The example below calculates a simple footprint estimation for an economy flight from Los Angeles International (LAX) to Heathrow (LHR). The estimate will be in CO2e (carbon dioxide equivalent, including radiative forcing). The output is always in kilograms.
airport_footprint("LAX", "LHR", "Economy", "co2e") #>  1312.696
If there is a layover in Chicago, you could calculate each leg of the trip as follows:
airport_footprint("LAX", "ORD", "Economy", "co2e") + airport_footprint("ORD", "LHR", "Economy", "co2e") #>  1387.167
We can calculate the footprint for multiple itineraries at the same time
and add to an existing data frame using
mutate. Here is some example
library(tibble) #> Warning: package 'tibble' was built under R version 4.0.3 travel_data <- tibble( name = c("Mike", "Will", "Elle"), from = c("LAX", "LGA", "TYS"), to = c("PUS", "LHR", "TPA") )
Here is how you can take the
to data and calculate
emissions for each trip. The following function calculates an estimate
for CO2 (carbon dioxide with radiative forcing).
If you have a list of cities, it might be easier to calculate emissions
based on longitude and latitude rather than trying to locate the
airports used. For example, one could take city and state data and join
that with data from
maps::us.cities to quickly get latitude and
longitude. They can then use the
latlong_footprint() function to
easily calculate emissions based on either a single itinerary or
The following example calculates the footprint of a flight from Los
Angeles (34.052235, -118.243683) to Busan, South Korea (35.179554,
129.075638). It assumes an average passenger (no
is included) and its output will be in kilograms of CO2e (the

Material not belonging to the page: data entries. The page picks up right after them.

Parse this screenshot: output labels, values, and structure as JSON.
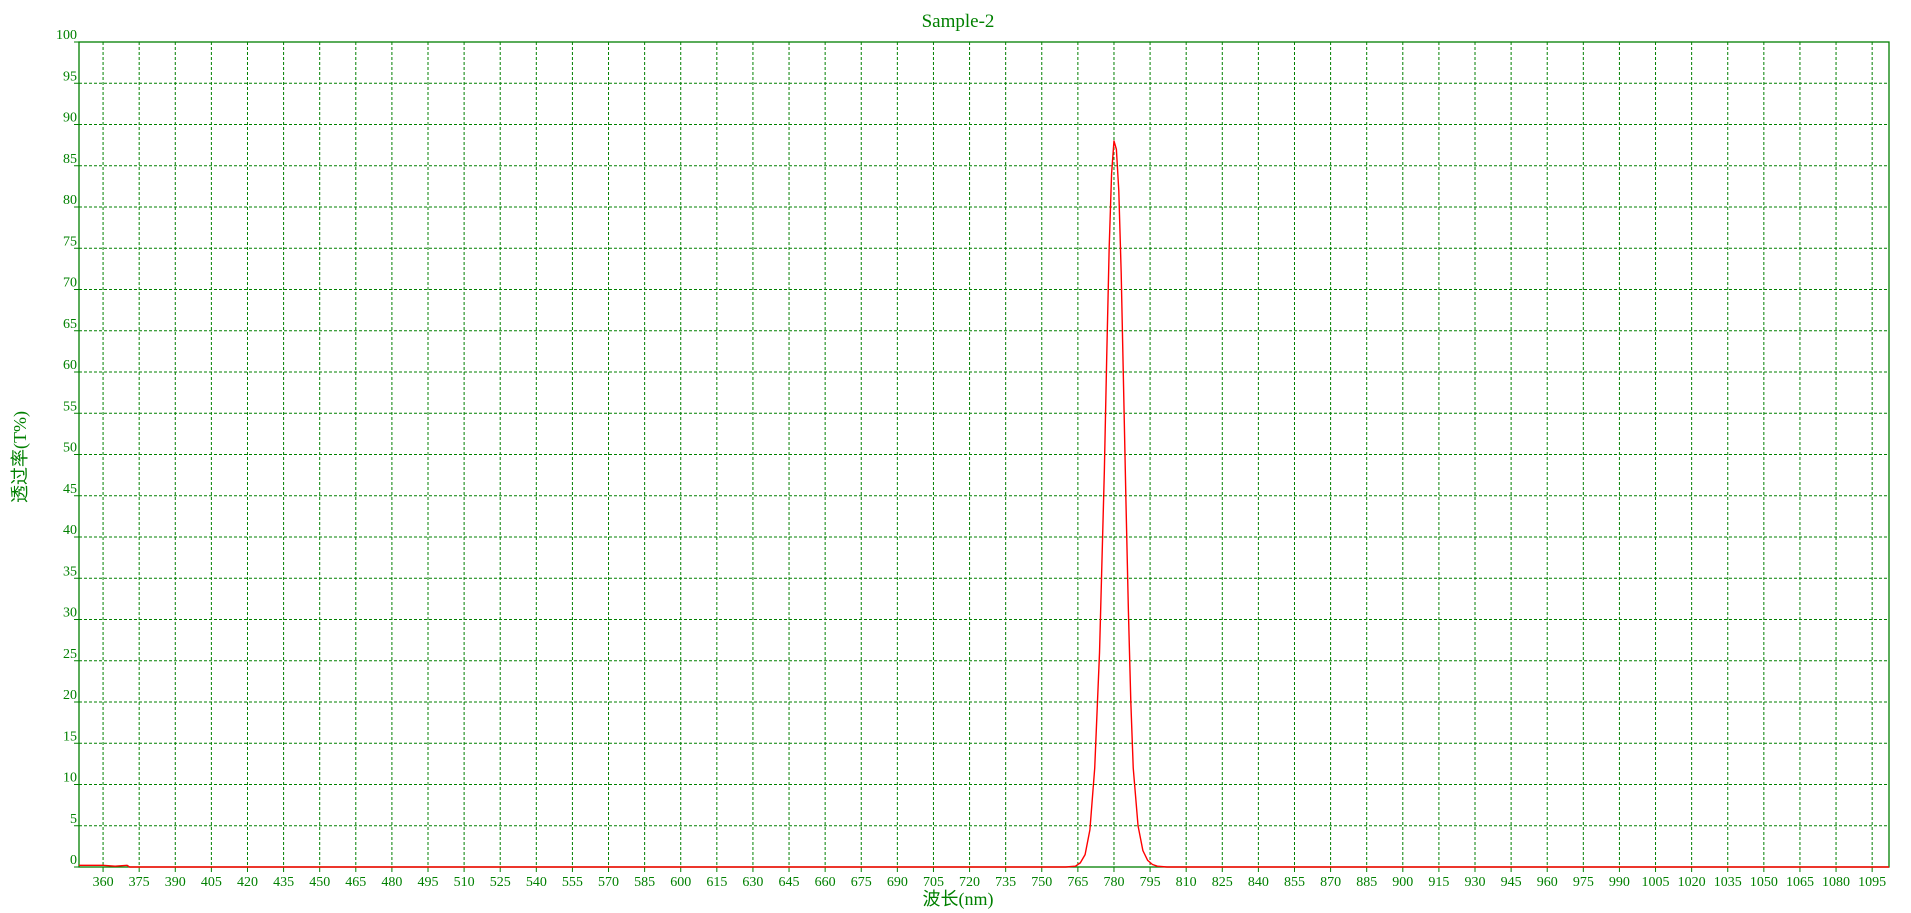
{
  "colors": {
    "axis": "#008000",
    "grid": "#008000",
    "text": "#008000",
    "series": "#ff0000",
    "background": "#ffffff"
  },
  "chart_data": {
    "type": "line",
    "title": "Sample-2",
    "xlabel": "波长(nm)",
    "ylabel": "透过率(T%)",
    "xlim": [
      350,
      1102
    ],
    "ylim": [
      0,
      100
    ],
    "grid": true,
    "legend": "none",
    "x_ticks": [
      360,
      375,
      390,
      405,
      420,
      435,
      450,
      465,
      480,
      495,
      510,
      525,
      540,
      555,
      570,
      585,
      600,
      615,
      630,
      645,
      660,
      675,
      690,
      705,
      720,
      735,
      750,
      765,
      780,
      795,
      810,
      825,
      840,
      855,
      870,
      885,
      900,
      915,
      930,
      945,
      960,
      975,
      990,
      1005,
      1020,
      1035,
      1050,
      1065,
      1080,
      1095
    ],
    "y_ticks": [
      0,
      5,
      10,
      15,
      20,
      25,
      30,
      35,
      40,
      45,
      50,
      55,
      60,
      65,
      70,
      75,
      80,
      85,
      90,
      95,
      100
    ],
    "series": [
      {
        "color": "#ff0000",
        "x": [
          350,
          360,
          365,
          370,
          371,
          760,
          764,
          766,
          768,
          770,
          772,
          774,
          776,
          777,
          778,
          779,
          780,
          781,
          782,
          783,
          784,
          785,
          786,
          787,
          788,
          790,
          792,
          794,
          796,
          798,
          802,
          1102
        ],
        "y": [
          0.2,
          0.2,
          0.1,
          0.2,
          0.0,
          0.0,
          0.1,
          0.5,
          1.5,
          4.5,
          12,
          26,
          48,
          62,
          75,
          84,
          88,
          87,
          82,
          72,
          58,
          44,
          31,
          20,
          12,
          5,
          2,
          0.8,
          0.3,
          0.1,
          0.0,
          0.0
        ]
      }
    ]
  }
}
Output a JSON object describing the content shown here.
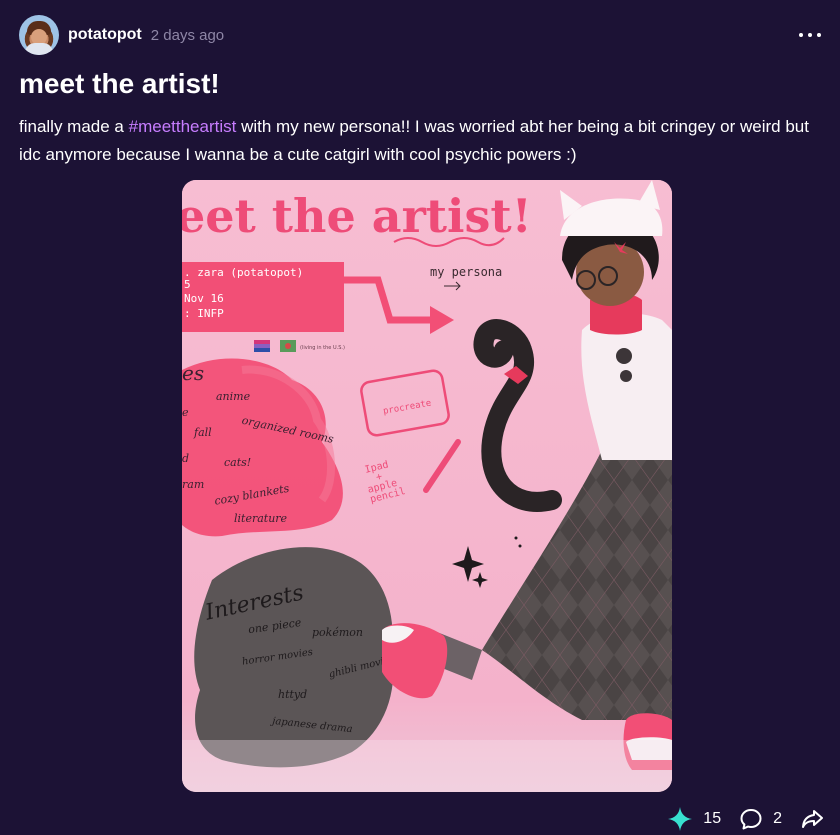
{
  "post": {
    "author": "potatopot",
    "time": "2 days ago",
    "title": "meet the artist!",
    "text_before": "finally made a ",
    "hashtag": "#meettheartist",
    "text_after": " with my new persona!! I was worried abt her being a bit cringey or weird but idc anymore because I wanna be a cute catgirl with cool psychic powers :)"
  },
  "image": {
    "heading": "eet the artist!",
    "info_lines": [
      ". zara (potatopot)",
      "5",
      "Nov 16",
      ": INFP"
    ],
    "flags_note": "(living in the U.S.)",
    "persona_label": "my persona",
    "tool_label": "procreate",
    "tool_note": [
      "Ipad",
      "+",
      "apple",
      "pencil"
    ],
    "likes_title": "es",
    "likes": [
      "anime",
      "fall",
      "organized rooms",
      "cats!",
      "cozy blankets",
      "literature",
      "e",
      "d",
      "ram"
    ],
    "interests_title": "Interests",
    "interests": [
      "one piece",
      "pokémon",
      "horror movies",
      "ghibli movies",
      "httyd",
      "japanese drama"
    ]
  },
  "actions": {
    "likes": "15",
    "comments": "2"
  },
  "colors": {
    "background": "#1c1235",
    "hashtag": "#c77dff",
    "like_icon": "#38e0d0"
  },
  "icons": [
    "more-icon",
    "sparkle-like-icon",
    "comment-icon",
    "share-icon"
  ]
}
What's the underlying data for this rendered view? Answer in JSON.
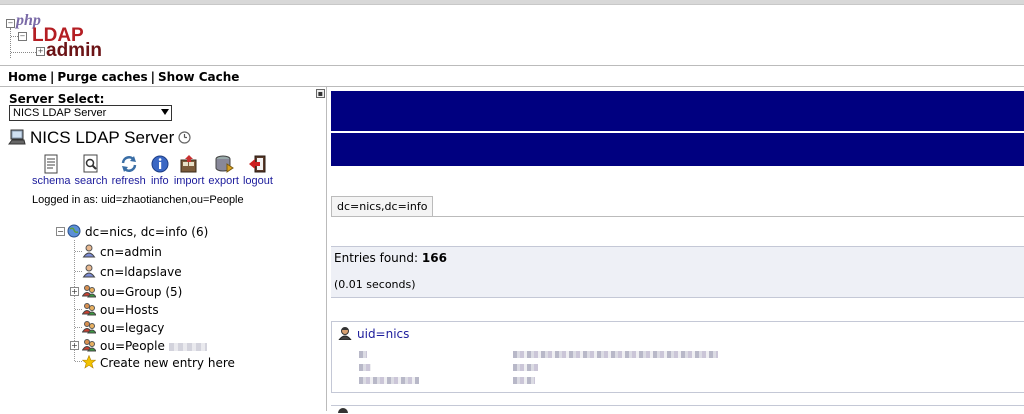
{
  "logo": {
    "alt": "phpLDAPadmin",
    "php": "php",
    "ldap": "LDAP",
    "admin": "admin"
  },
  "menu": {
    "home": "Home",
    "purge": "Purge caches",
    "show_cache": "Show Cache",
    "separator": "|"
  },
  "server": {
    "select_label": "Server Select:",
    "selected": "NICS LDAP Server",
    "name": "NICS LDAP Server",
    "actions": [
      "schema",
      "search",
      "refresh",
      "info",
      "import",
      "export",
      "logout"
    ],
    "logged_in": "Logged in as: uid=zhaotianchen,ou=People"
  },
  "tree": {
    "root": "dc=nics, dc=info (6)",
    "children": [
      "cn=admin",
      "cn=ldapslave",
      "ou=Group (5)",
      "ou=Hosts",
      "ou=legacy",
      "ou=People"
    ],
    "create": "Create new entry here"
  },
  "right": {
    "dn_tab": "dc=nics,dc=info",
    "entries_label": "Entries found:",
    "entries_count": "166",
    "seconds": "(0.01 seconds)",
    "first_entry": "uid=nics"
  },
  "colors": {
    "banner": "#000080",
    "link": "#1c1c9c",
    "results_bg": "#eef0f6"
  }
}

latlong_footprint(34.052235, -118.243683, 35.179554, 129.075638) #>  1881.589
You can use
mutate to calculate emissions based on a dataframe of
latitude and longitude pairs.
Here is some example data:
travel_data2 <- tribble(~name, ~departure_lat, ~departure_long, ~arrival_lat, ~arrival_long, # Los Angeles -> Busan "Mike", 34.052235, -118.243683, 35.179554, 129.075638, # New York -> London "Will", 40.712776, -74.005974, 51.52, -0.10)
And here is code to apply it to a dataframe:
travel_data2 %>% rowwise() %>% mutate(emissions = latlong_footprint(departure_lat, departure_long, arrival_lat, arrival_long))